As it turns out, we were the first of many. In fact, fewer pet stores sell dogs and cats now than ever before in history - less than 3% of all dog and cat sales in the U.S. - yet the unwanted dog and cat populations remain at an all-time high and increasing every year. And now, with the vast majority of dog and cat sales happening online, we are losing ground with no way to regulate breeding or sales, having removed ourselves from the loop. Inspectors can’t keep up on all the breeders because they now sell direct to individuals, bypassing pet stores and subsequently bypassing regulation. What seemed like a good idea at the time actually backfired in many ways. Not long ago I was discussing this with our local shelter’s director. We both agreed, in retrospect, we should have put all our effort into stopping puppy mills directly as opposed to taking the easier route and just eliminating one step in the process - a step that actually drove the mills even further underground.

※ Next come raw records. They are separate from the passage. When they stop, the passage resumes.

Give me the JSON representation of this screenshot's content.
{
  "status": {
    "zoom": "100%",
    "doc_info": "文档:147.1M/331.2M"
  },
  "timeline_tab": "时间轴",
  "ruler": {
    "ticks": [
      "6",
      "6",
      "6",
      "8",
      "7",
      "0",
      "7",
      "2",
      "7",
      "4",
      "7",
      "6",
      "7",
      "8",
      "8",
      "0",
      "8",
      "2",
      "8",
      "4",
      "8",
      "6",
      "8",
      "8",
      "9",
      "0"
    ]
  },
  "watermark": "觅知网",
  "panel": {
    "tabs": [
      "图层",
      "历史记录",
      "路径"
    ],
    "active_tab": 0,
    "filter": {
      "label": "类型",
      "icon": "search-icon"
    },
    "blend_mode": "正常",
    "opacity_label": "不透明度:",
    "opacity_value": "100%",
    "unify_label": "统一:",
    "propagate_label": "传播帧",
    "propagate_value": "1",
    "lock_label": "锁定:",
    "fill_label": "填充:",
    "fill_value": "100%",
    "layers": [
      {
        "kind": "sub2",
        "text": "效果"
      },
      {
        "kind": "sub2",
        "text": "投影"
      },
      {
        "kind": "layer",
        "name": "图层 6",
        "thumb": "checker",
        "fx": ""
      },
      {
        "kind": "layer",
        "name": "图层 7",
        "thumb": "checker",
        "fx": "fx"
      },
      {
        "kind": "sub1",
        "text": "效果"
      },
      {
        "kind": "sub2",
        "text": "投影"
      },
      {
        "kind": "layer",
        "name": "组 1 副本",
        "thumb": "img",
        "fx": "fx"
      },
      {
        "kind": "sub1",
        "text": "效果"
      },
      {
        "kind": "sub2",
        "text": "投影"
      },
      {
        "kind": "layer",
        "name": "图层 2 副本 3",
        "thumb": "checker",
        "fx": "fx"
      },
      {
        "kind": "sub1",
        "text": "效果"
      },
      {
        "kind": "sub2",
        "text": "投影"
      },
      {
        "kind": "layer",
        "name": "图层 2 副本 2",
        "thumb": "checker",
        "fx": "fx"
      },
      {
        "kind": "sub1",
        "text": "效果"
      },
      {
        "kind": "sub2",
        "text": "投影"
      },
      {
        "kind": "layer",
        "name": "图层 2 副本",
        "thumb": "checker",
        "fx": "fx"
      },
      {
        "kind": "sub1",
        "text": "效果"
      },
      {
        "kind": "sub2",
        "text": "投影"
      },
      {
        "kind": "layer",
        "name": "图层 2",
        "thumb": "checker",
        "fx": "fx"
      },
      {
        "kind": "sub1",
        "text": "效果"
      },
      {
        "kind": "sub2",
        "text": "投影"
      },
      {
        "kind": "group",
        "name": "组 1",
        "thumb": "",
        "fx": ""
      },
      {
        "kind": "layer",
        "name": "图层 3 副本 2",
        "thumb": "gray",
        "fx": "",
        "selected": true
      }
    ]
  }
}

Undoubtedly the issue of selling dogs and cats remains complicated but who knows? Maybe someday we’ll be able to offer carefully selected dogs and cats again. Tim still doesn’t think it’s feasible but I’m always optimistic. Until then, we hope customers understand and will continue to bring in their dogs and cats to visit! We encourage you to always support your local shelter and spread the word about the importance of spaying and neutering. And if any of you have ideas or thoughts on this issue, we welcome you to share!